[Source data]
####
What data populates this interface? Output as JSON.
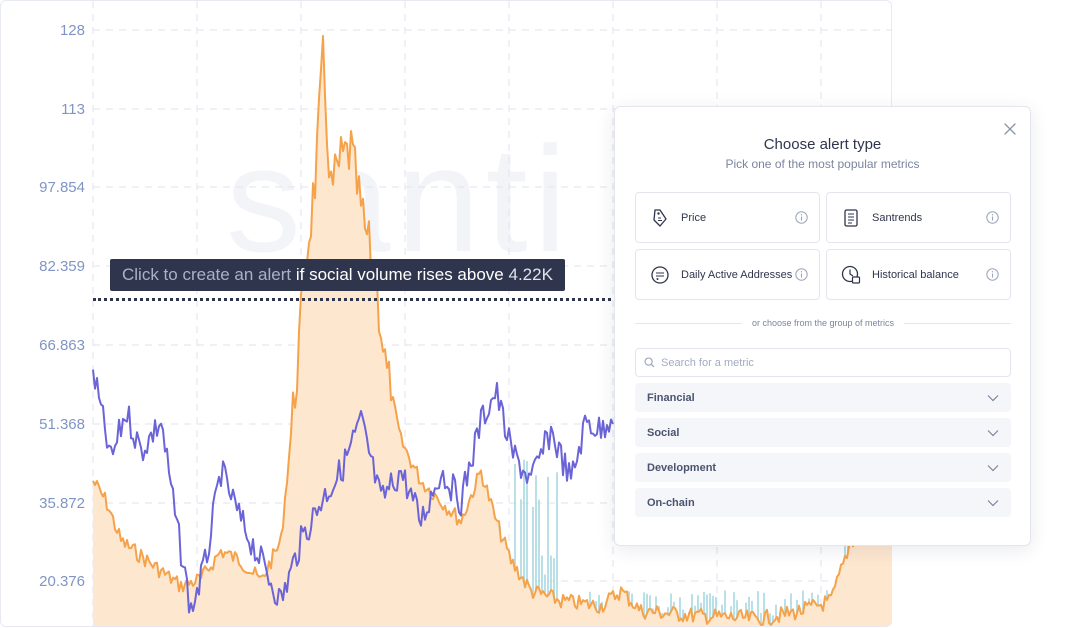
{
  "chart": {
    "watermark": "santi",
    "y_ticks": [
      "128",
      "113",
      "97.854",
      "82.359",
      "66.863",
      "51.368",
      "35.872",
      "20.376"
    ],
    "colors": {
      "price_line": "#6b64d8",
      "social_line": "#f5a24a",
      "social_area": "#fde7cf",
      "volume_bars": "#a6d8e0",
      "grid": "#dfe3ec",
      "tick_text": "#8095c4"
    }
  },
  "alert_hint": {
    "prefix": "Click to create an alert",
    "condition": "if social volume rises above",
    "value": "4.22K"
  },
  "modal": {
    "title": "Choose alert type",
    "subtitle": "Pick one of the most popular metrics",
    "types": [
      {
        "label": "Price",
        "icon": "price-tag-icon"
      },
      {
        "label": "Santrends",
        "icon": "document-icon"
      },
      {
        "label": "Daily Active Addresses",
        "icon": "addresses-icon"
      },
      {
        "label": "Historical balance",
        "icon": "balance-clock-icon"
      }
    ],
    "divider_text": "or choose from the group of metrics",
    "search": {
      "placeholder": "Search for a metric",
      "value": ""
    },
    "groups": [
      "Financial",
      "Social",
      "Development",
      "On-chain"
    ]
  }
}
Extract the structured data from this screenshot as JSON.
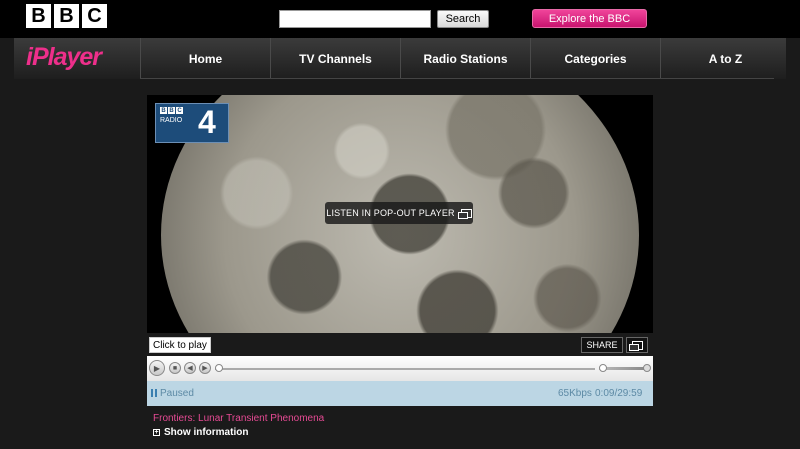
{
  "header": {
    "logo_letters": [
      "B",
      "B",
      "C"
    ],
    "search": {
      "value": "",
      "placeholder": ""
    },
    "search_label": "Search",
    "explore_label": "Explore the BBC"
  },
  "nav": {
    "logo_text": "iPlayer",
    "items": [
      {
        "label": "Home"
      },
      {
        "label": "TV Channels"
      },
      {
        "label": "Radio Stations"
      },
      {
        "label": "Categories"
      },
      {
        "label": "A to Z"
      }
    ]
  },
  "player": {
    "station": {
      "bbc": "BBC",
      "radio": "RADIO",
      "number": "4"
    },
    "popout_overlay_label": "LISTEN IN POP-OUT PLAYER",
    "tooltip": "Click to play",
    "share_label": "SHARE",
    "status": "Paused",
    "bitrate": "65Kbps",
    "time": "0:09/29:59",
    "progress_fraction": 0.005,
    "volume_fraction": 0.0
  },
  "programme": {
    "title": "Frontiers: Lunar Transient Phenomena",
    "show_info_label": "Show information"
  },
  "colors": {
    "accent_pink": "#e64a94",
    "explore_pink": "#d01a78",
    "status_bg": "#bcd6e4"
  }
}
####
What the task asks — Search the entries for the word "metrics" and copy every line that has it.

Task answer —
    "subtitle": "Pick one of the most popular metrics",
    "divider_text": "or choose from the group of metrics",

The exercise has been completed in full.